These bibs lack any high-concept distractions—there are no zippered pockets or places to stash your keys—but they fit, and they keep out the cold and let your legs breathe at the same time. They’re designed for fall and spring, so at temperatures below 40º you’ll want to add a layer under them, but they’re a great choice for days around 50º and above.
Gore Wear is clearly serious about cyclists, as the landing page looks like a cover photo from Bicycling Magazine, or, more accurately, like the home page of Rapha (three serious-looking men riding up a road with the ocean behind them). But the focus on cycling doesn’t end at the aspirational cover photos, it’s visible in all of the company’s cycling products. There are more than thirteen categories of cycling-specific products, from baselayers to bibs to jerseys.
The company also has a new line of women-specific products (here’s the video that announces the launch—turn on closed captioning as the video is in German) that they call GRL PCK. While I applaud the women-specific focus on design, I think that the choice of abbreviation to include “girl” is unfortunate.

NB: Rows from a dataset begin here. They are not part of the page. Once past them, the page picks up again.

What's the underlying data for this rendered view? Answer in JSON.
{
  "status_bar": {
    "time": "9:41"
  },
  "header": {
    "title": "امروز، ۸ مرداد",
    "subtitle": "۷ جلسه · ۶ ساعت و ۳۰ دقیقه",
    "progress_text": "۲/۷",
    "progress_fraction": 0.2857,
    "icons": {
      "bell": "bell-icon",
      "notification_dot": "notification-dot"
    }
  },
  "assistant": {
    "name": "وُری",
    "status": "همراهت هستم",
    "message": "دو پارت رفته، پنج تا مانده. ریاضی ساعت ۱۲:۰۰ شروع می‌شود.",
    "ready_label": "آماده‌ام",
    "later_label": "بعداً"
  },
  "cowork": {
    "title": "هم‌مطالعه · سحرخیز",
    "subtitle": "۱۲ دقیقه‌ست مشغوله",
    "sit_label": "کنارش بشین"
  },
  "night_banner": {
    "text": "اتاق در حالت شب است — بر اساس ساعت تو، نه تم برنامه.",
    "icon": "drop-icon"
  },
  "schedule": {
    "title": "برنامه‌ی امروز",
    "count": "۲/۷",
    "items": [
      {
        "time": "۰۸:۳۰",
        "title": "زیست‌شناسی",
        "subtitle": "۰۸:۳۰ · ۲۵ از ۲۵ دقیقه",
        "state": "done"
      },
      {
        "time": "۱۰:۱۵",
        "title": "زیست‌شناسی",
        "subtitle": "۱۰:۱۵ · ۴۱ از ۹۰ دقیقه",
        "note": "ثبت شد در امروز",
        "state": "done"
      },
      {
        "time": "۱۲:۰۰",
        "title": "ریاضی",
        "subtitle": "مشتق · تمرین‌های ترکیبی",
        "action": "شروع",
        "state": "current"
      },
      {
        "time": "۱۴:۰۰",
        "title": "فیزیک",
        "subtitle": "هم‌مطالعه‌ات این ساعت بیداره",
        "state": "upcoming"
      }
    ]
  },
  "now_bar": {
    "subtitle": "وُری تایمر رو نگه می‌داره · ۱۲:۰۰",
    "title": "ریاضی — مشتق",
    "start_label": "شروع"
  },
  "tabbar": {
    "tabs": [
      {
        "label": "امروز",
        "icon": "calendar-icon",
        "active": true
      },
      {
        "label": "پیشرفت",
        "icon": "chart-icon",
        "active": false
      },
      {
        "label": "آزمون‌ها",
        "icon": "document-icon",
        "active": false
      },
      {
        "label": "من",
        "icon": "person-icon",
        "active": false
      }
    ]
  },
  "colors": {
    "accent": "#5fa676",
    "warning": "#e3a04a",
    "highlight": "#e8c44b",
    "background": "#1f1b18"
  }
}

WMN or WYM would probably have been a better choice and more accurately reflected the target market without using a slightly dismissive term for serious women athletes. (After all, the men’s collection isn’t called BOY PCK.)
As Gore is based out of Germany, and there’s likely a bit of language barrier here, I’ll cut them some slack in the “woke” department, since the products look fantastic. There are no frilly flowers, bright pink jerseys, or pastel hues. Instead, the company’s existing products, just tailored for a different body type.
Gore Wear Information
There’s an infinite amount of bike clothing available for the avid cyclist, but there’s really only one brand of gear that lives up to the claim of blocking the wind while allowing for breathability. That’s Gore Wear. I enjoyed a New York Spring with Gore Wear.
Between the cycling-specific design, the high-end manufacturing, and the reasonable pricing, it’s hard to think of a more balanced and more effective choice for any weather fall or spring throws at you, and the company’s summer-specific lineup is equally adept.
Read about the latest from Gore in this post by Byron.…